### Problem requirements:
From the listing that follows, output everything exactly except the pictures.

### The data:
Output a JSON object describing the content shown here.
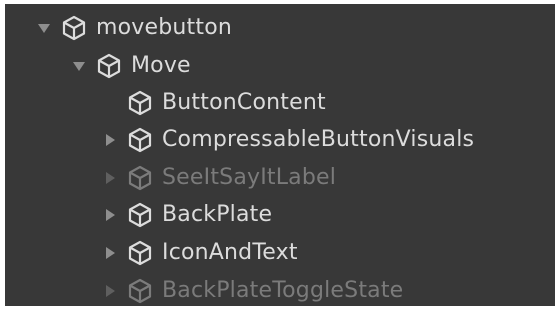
{
  "hierarchy": {
    "items": [
      {
        "label": "movebutton",
        "toggle": "expanded",
        "active": true,
        "icon": "gameobject-cube-icon"
      },
      {
        "label": "Move",
        "toggle": "expanded",
        "active": true,
        "icon": "gameobject-cube-icon"
      },
      {
        "label": "ButtonContent",
        "toggle": "none",
        "active": true,
        "icon": "gameobject-cube-icon"
      },
      {
        "label": "CompressableButtonVisuals",
        "toggle": "collapsed",
        "active": true,
        "icon": "gameobject-cube-icon"
      },
      {
        "label": "SeeItSayItLabel",
        "toggle": "collapsed",
        "active": false,
        "icon": "gameobject-cube-icon"
      },
      {
        "label": "BackPlate",
        "toggle": "collapsed",
        "active": true,
        "icon": "gameobject-cube-icon"
      },
      {
        "label": "IconAndText",
        "toggle": "collapsed",
        "active": true,
        "icon": "gameobject-cube-icon"
      },
      {
        "label": "BackPlateToggleState",
        "toggle": "collapsed",
        "active": false,
        "icon": "gameobject-cube-icon"
      }
    ]
  },
  "colors": {
    "panel_background": "#383838",
    "active_text": "#dcdcdc",
    "inactive_text": "#7b7b7b"
  }
}
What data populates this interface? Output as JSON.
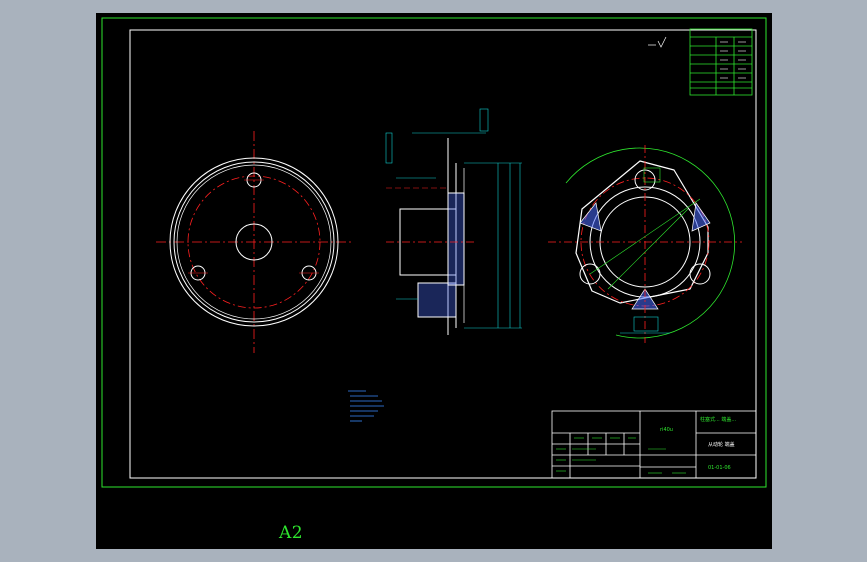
{
  "drawing": {
    "sheet_size_label": "A2",
    "material_note": "ri40u",
    "title_block": {
      "drawing_title": "柱塞式... 端盖...",
      "part_name": "从动轮 端盖",
      "drawing_code": "01-01-06"
    },
    "colors": {
      "background": "#000000",
      "frame": "#2ee62e",
      "outline": "#ffffff",
      "centerline": "#ff2020",
      "dimension": "#10d0d0",
      "note_text": "#3a8cff",
      "hatch": "#4a6cff"
    }
  }
}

### Output below:
Output a JSON object describing the content shown here.
{
  "hierarchy": {
    "items": [
      {
        "label": "movebutton",
        "toggle": "expanded",
        "active": true,
        "icon": "gameobject-cube-icon"
      },
      {
        "label": "Move",
        "toggle": "expanded",
        "active": true,
        "icon": "gameobject-cube-icon"
      },
      {
        "label": "ButtonContent",
        "toggle": "none",
        "active": true,
        "icon": "gameobject-cube-icon"
      },
      {
        "label": "CompressableButtonVisuals",
        "toggle": "collapsed",
        "active": true,
        "icon": "gameobject-cube-icon"
      },
      {
        "label": "SeeItSayItLabel",
        "toggle": "collapsed",
        "active": false,
        "icon": "gameobject-cube-icon"
      },
      {
        "label": "BackPlate",
        "toggle": "collapsed",
        "active": true,
        "icon": "gameobject-cube-icon"
      },
      {
        "label": "IconAndText",
        "toggle": "collapsed",
        "active": true,
        "icon": "gameobject-cube-icon"
      },
      {
        "label": "BackPlateToggleState",
        "toggle": "collapsed",
        "active": false,
        "icon": "gameobject-cube-icon"
      }
    ]
  },
  "colors": {
    "panel_background": "#383838",
    "active_text": "#dcdcdc",
    "inactive_text": "#7b7b7b"
  }
}
What data populates this interface? Output as JSON.
{
  "drawing": {
    "sheet_size_label": "A2",
    "material_note": "ri40u",
    "title_block": {
      "drawing_title": "柱塞式... 端盖...",
      "part_name": "从动轮 端盖",
      "drawing_code": "01-01-06"
    },
    "colors": {
      "background": "#000000",
      "frame": "#2ee62e",
      "outline": "#ffffff",
      "centerline": "#ff2020",
      "dimension": "#10d0d0",
      "note_text": "#3a8cff",
      "hatch": "#4a6cff"
    }
  }
}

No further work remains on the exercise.